Ninth Amendment: Rights of the people that are not specifically enumerated in the United States Constitution.
What is the Ninth Amendment?
The enumeration in the Constitution of certain rights shall not be construed to deny or disparage others retained by the people.
The Ninth Amendment Defined:
The Ninth Amendment is a part of the Bill of Rights, which are the first 10 Amendments to the United States Constitution and the framework to elucidate upon the freedoms of the individual. The Bill of rights were proposed and sent to the states by the first session of the First Congress. They were later ratified on December 15, 1791.
The first 10 Amendments to the United States Constitution were introduced by James Madison as a series of legislative articles and came into effect as Constitutional Amendments following the process of ratification by three-fourths of the States on December 15, 1791.
Stipulations of the Ninth Amendment:
The Ninth Amendment is regarded by the court system of the United States as negating any expansion of government authority on account of the rights expressed in the United States Constitution. That being said, the Amendment is not regarded as further limiting governmental power.

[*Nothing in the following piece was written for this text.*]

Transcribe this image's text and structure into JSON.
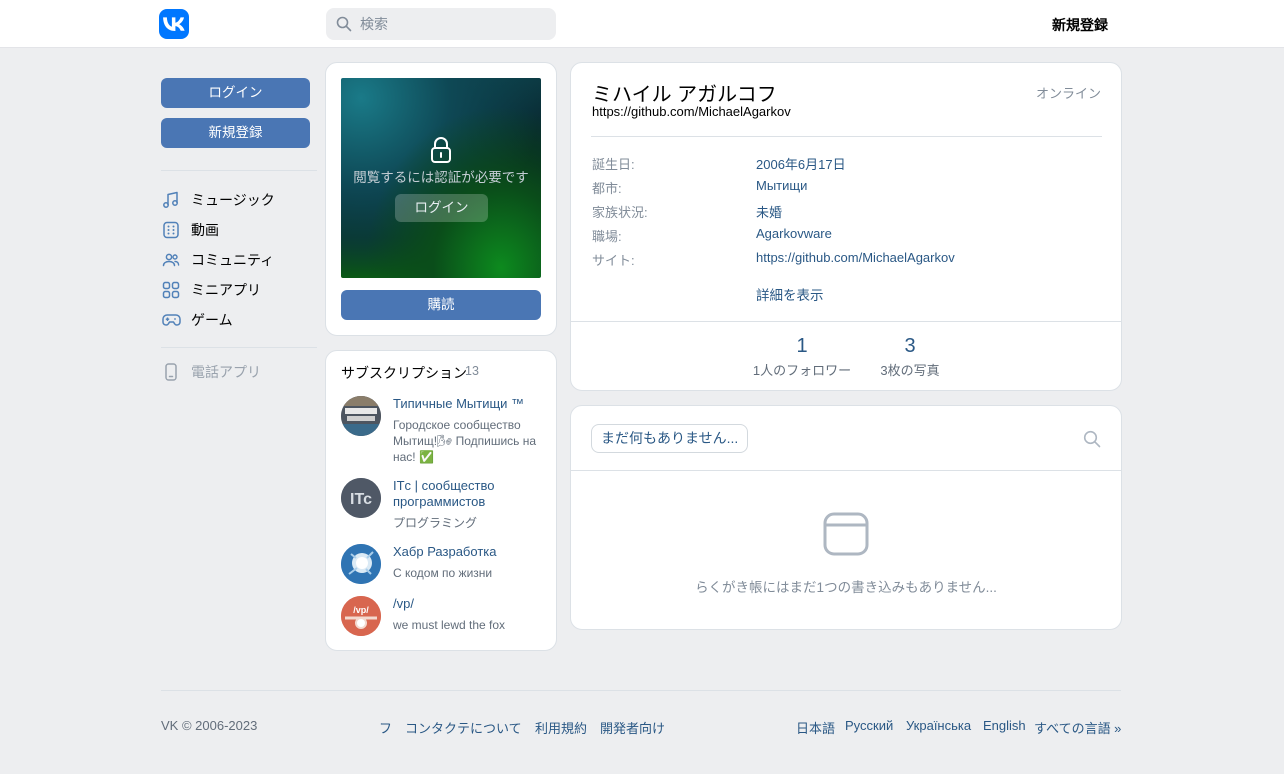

Amendments one through eight of the United States Constitution address the limits and means by which the federal government can exercise its awarded powers, while the Ninth Amendment creates sediment of rights that are not awarded to the government.
Supreme Court Cases tied into the 9th Amendment
In Barron v. Baltimore the Supreme Court states that the provisions outlined in the Ninth Amendment were only enforceable by the federal court system against the federal government and not allowable against any state body. As a result, the Ninth Amendment is only applicable to the federal government, which by definition, is a government of enumerated powers. That being said, some jurists have viewed that the ninth Amendment is relevant for interpretation in regards to the Fourteenth Amendment. Some jurists believe that the Ninth Amendment was created to constitute an independent source of undeniable rights that are protected from infringement by either the States or the Federal Government.
State Timeline for Ratification of the Bill of Rights
New Jersey: November 20, 1789; rejected article II
Maryland: December 19, 1789; approved all
North Carolina: December 22, 1789; approved all
South Carolina: January 19, 1790; approved all
New Hampshire: January 25, 1790; rejected article II
Delaware: January 28, 1790; rejected article I
New York: February 27, 1790; rejected article II
Pennsylvania: March 10, 1790; rejected article II
Rhode Island: June 7, 1790; rejected article II
Vermont: November 3, 1791; approved all
Virginia: December 15, 1791; approved all
Georgia, Massachusetts, and Connecticut did not ratify the first 10 Amendments until 1939